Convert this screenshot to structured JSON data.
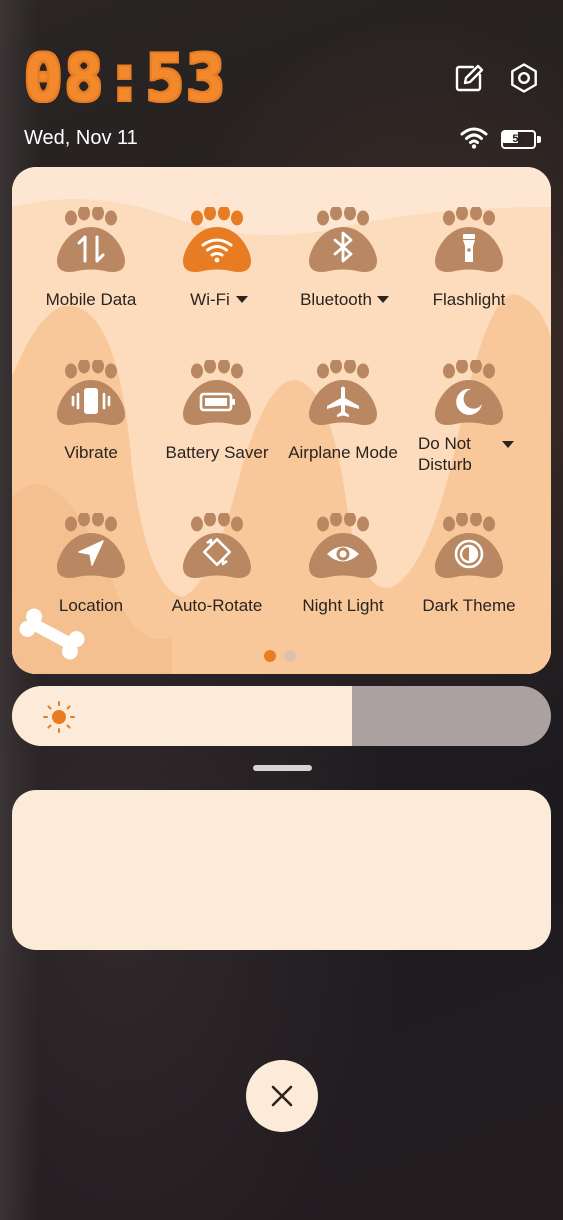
{
  "status": {
    "time": "08:53",
    "date": "Wed, Nov 11",
    "battery_level": "50"
  },
  "header_icons": [
    "edit-icon",
    "settings-icon"
  ],
  "colors": {
    "accent": "#e87c22",
    "tile_inactive": "#b98862",
    "panel_bg": "#fde7d3",
    "brightness_track": "#aaa1a0"
  },
  "tiles": [
    {
      "label": "Mobile Data",
      "icon": "mobile-data-icon",
      "active": false
    },
    {
      "label": "Wi-Fi",
      "icon": "wifi-icon",
      "active": true,
      "dropdown": true
    },
    {
      "label": "Bluetooth",
      "icon": "bluetooth-icon",
      "active": false,
      "dropdown": true
    },
    {
      "label": "Flashlight",
      "icon": "flashlight-icon",
      "active": false
    },
    {
      "label": "Vibrate",
      "icon": "vibrate-icon",
      "active": false
    },
    {
      "label": "Battery Saver",
      "icon": "battery-saver-icon",
      "active": false
    },
    {
      "label": "Airplane Mode",
      "icon": "airplane-icon",
      "active": false
    },
    {
      "label": "Do Not Disturb",
      "icon": "moon-icon",
      "active": false,
      "dropdown": true
    },
    {
      "label": "Location",
      "icon": "location-icon",
      "active": false
    },
    {
      "label": "Auto-Rotate",
      "icon": "rotate-icon",
      "active": false
    },
    {
      "label": "Night Light",
      "icon": "eye-icon",
      "active": false
    },
    {
      "label": "Dark Theme",
      "icon": "dark-theme-icon",
      "active": false
    }
  ],
  "pager": {
    "pages": 2,
    "current": 1
  },
  "brightness": {
    "level_fraction": 0.63,
    "icon": "sun-icon"
  },
  "close": {
    "icon": "close-icon"
  }
}
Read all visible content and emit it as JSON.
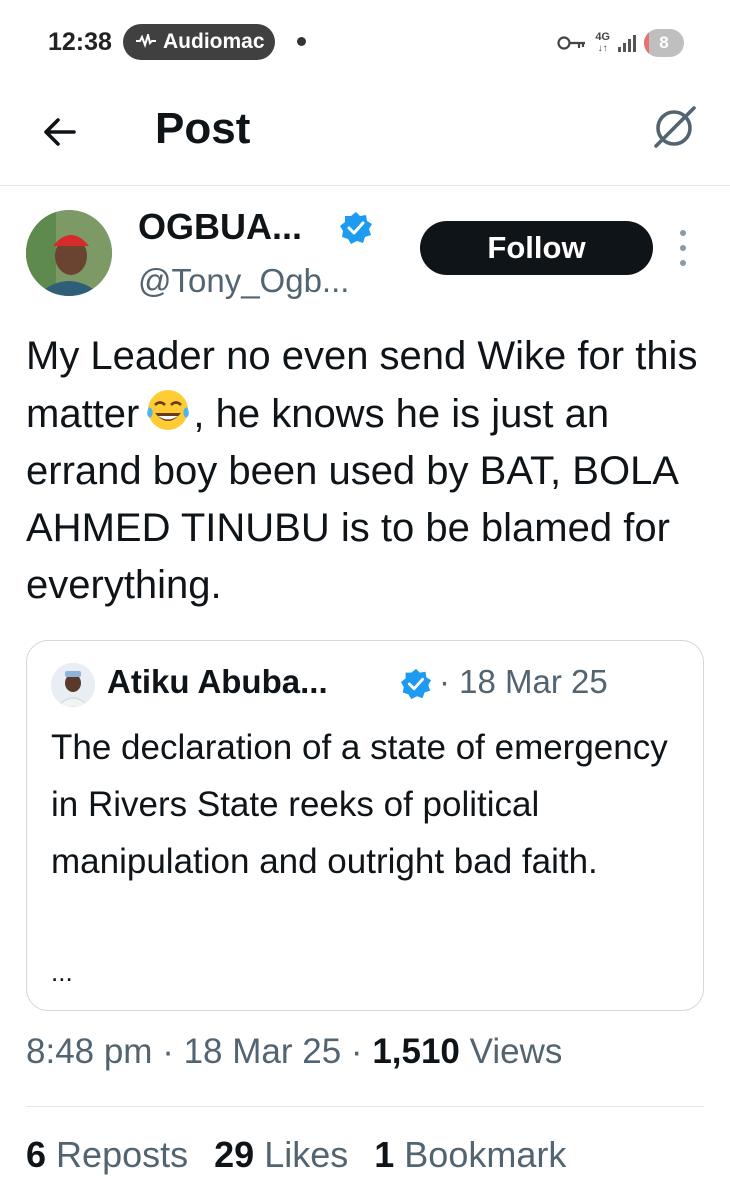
{
  "status_bar": {
    "time": "12:38",
    "media_app": "Audiomac",
    "network": "4G",
    "battery_level": "8",
    "battery_fraction": 0.08
  },
  "header": {
    "title": "Post"
  },
  "post": {
    "author_name": "OGBUA...",
    "author_handle": "@Tony_Ogb...",
    "follow_label": "Follow",
    "text_before_emoji": "My Leader no even send Wike for this matter",
    "emoji_name": "face-with-tears-of-joy",
    "text_after_emoji": ", he knows he is just an errand boy been used by BAT, BOLA AHMED TINUBU is to be blamed for everything.",
    "time": "8:48 pm",
    "date": "18 Mar 25",
    "views_count": "1,510",
    "views_label": "Views",
    "separator": "·"
  },
  "quoted_post": {
    "author_name": "Atiku Abuba...",
    "date": "18 Mar 25",
    "separator": "·",
    "text": "The declaration of a state of emergency in Rivers State reeks of political manipulation and outright bad faith.",
    "ellipsis": "..."
  },
  "stats": [
    {
      "count": "6",
      "label": "Reposts"
    },
    {
      "count": "29",
      "label": "Likes"
    },
    {
      "count": "1",
      "label": "Bookmark"
    }
  ],
  "colors": {
    "verified": "#1d9bf0",
    "secondary_text": "#536471",
    "primary_text": "#0f1419"
  }
}
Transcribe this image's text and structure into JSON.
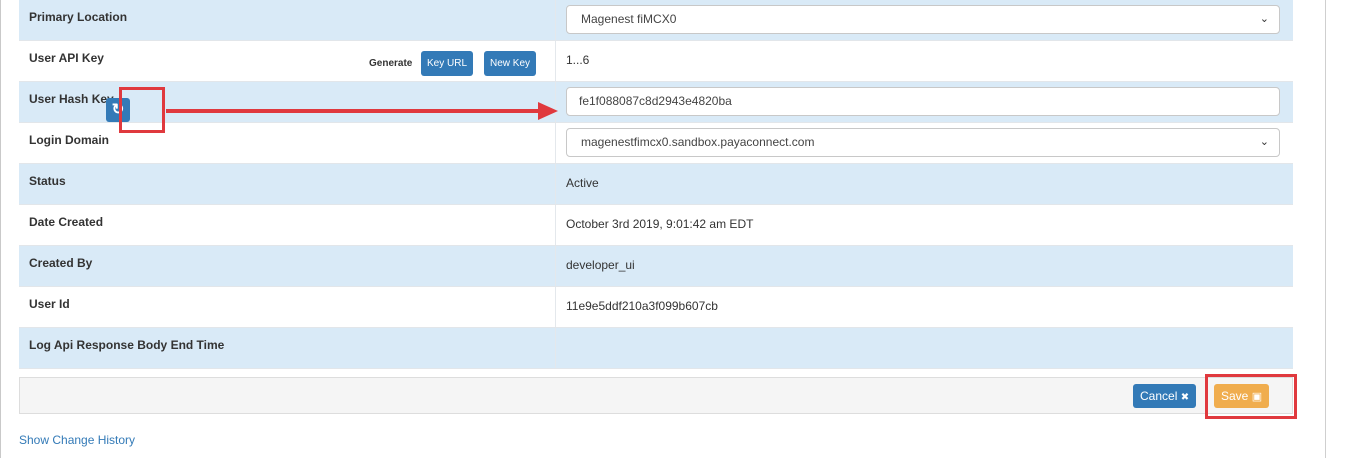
{
  "rows": [
    {
      "label": "Primary Location",
      "value": "Magenest fiMCX0",
      "type": "select"
    },
    {
      "label": "User API Key",
      "value": "1...6",
      "type": "text"
    },
    {
      "label": "User Hash Key",
      "value": "fe1f088087c8d2943e4820ba",
      "type": "input"
    },
    {
      "label": "Login Domain",
      "value": "magenestfimcx0.sandbox.payaconnect.com",
      "type": "select"
    },
    {
      "label": "Status",
      "value": "Active",
      "type": "text"
    },
    {
      "label": "Date Created",
      "value": "October 3rd 2019, 9:01:42 am EDT",
      "type": "text"
    },
    {
      "label": "Created By",
      "value": "developer_ui",
      "type": "text"
    },
    {
      "label": "User Id",
      "value": "11e9e5ddf210a3f099b607cb",
      "type": "text"
    },
    {
      "label": "Log Api Response Body End Time",
      "value": "",
      "type": "text"
    }
  ],
  "api_key": {
    "generate_label": "Generate",
    "key_url_label": "Key URL",
    "new_key_label": "New Key"
  },
  "hash_key": {
    "refresh_icon": "refresh-icon",
    "refresh_glyph": "↻"
  },
  "select": {
    "chevron_glyph": "⌄"
  },
  "footer": {
    "cancel_label": "Cancel",
    "cancel_icon_glyph": "✖",
    "save_label": "Save",
    "save_icon_glyph": "▣"
  },
  "links": {
    "change_history": "Show Change History"
  },
  "colors": {
    "primary": "#337ab7",
    "warning": "#f0ad4e",
    "highlight": "#e0393e",
    "row_alt": "#d9eaf7"
  }
}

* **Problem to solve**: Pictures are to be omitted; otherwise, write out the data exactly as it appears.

* **Response area**:
Convert this screenshot to structured JSON data.
{
  "status": {
    "time": "08:53",
    "date": "Wed, Nov 11",
    "battery_level": "50"
  },
  "header_icons": [
    "edit-icon",
    "settings-icon"
  ],
  "colors": {
    "accent": "#e87c22",
    "tile_inactive": "#b98862",
    "panel_bg": "#fde7d3",
    "brightness_track": "#aaa1a0"
  },
  "tiles": [
    {
      "label": "Mobile Data",
      "icon": "mobile-data-icon",
      "active": false
    },
    {
      "label": "Wi-Fi",
      "icon": "wifi-icon",
      "active": true,
      "dropdown": true
    },
    {
      "label": "Bluetooth",
      "icon": "bluetooth-icon",
      "active": false,
      "dropdown": true
    },
    {
      "label": "Flashlight",
      "icon": "flashlight-icon",
      "active": false
    },
    {
      "label": "Vibrate",
      "icon": "vibrate-icon",
      "active": false
    },
    {
      "label": "Battery Saver",
      "icon": "battery-saver-icon",
      "active": false
    },
    {
      "label": "Airplane Mode",
      "icon": "airplane-icon",
      "active": false
    },
    {
      "label": "Do Not Disturb",
      "icon": "moon-icon",
      "active": false,
      "dropdown": true
    },
    {
      "label": "Location",
      "icon": "location-icon",
      "active": false
    },
    {
      "label": "Auto-Rotate",
      "icon": "rotate-icon",
      "active": false
    },
    {
      "label": "Night Light",
      "icon": "eye-icon",
      "active": false
    },
    {
      "label": "Dark Theme",
      "icon": "dark-theme-icon",
      "active": false
    }
  ],
  "pager": {
    "pages": 2,
    "current": 1
  },
  "brightness": {
    "level_fraction": 0.63,
    "icon": "sun-icon"
  },
  "close": {
    "icon": "close-icon"
  }
}
Read all visible content and emit it as JSON.
{
  "status_bar": {
    "time": "12:38",
    "media_app": "Audiomac",
    "network": "4G",
    "battery_level": "8",
    "battery_fraction": 0.08
  },
  "header": {
    "title": "Post"
  },
  "post": {
    "author_name": "OGBUA...",
    "author_handle": "@Tony_Ogb...",
    "follow_label": "Follow",
    "text_before_emoji": "My Leader no even send Wike for this matter",
    "emoji_name": "face-with-tears-of-joy",
    "text_after_emoji": ", he knows he is just an errand boy been used by BAT, BOLA AHMED TINUBU is to be blamed for everything.",
    "time": "8:48 pm",
    "date": "18 Mar 25",
    "views_count": "1,510",
    "views_label": "Views",
    "separator": "·"
  },
  "quoted_post": {
    "author_name": "Atiku Abuba...",
    "date": "18 Mar 25",
    "separator": "·",
    "text": "The declaration of a state of emergency in Rivers State reeks of political manipulation and outright bad faith.",
    "ellipsis": "..."
  },
  "stats": [
    {
      "count": "6",
      "label": "Reposts"
    },
    {
      "count": "29",
      "label": "Likes"
    },
    {
      "count": "1",
      "label": "Bookmark"
    }
  ],
  "colors": {
    "verified": "#1d9bf0",
    "secondary_text": "#536471",
    "primary_text": "#0f1419"
  }
}
Transcribe this image's text and structure into JSON.
{
  "rows": [
    {
      "label": "Primary Location",
      "value": "Magenest fiMCX0",
      "type": "select"
    },
    {
      "label": "User API Key",
      "value": "1...6",
      "type": "text"
    },
    {
      "label": "User Hash Key",
      "value": "fe1f088087c8d2943e4820ba",
      "type": "input"
    },
    {
      "label": "Login Domain",
      "value": "magenestfimcx0.sandbox.payaconnect.com",
      "type": "select"
    },
    {
      "label": "Status",
      "value": "Active",
      "type": "text"
    },
    {
      "label": "Date Created",
      "value": "October 3rd 2019, 9:01:42 am EDT",
      "type": "text"
    },
    {
      "label": "Created By",
      "value": "developer_ui",
      "type": "text"
    },
    {
      "label": "User Id",
      "value": "11e9e5ddf210a3f099b607cb",
      "type": "text"
    },
    {
      "label": "Log Api Response Body End Time",
      "value": "",
      "type": "text"
    }
  ],
  "api_key": {
    "generate_label": "Generate",
    "key_url_label": "Key URL",
    "new_key_label": "New Key"
  },
  "hash_key": {
    "refresh_icon": "refresh-icon",
    "refresh_glyph": "↻"
  },
  "select": {
    "chevron_glyph": "⌄"
  },
  "footer": {
    "cancel_label": "Cancel",
    "cancel_icon_glyph": "✖",
    "save_label": "Save",
    "save_icon_glyph": "▣"
  },
  "links": {
    "change_history": "Show Change History"
  },
  "colors": {
    "primary": "#337ab7",
    "warning": "#f0ad4e",
    "highlight": "#e0393e",
    "row_alt": "#d9eaf7"
  }
}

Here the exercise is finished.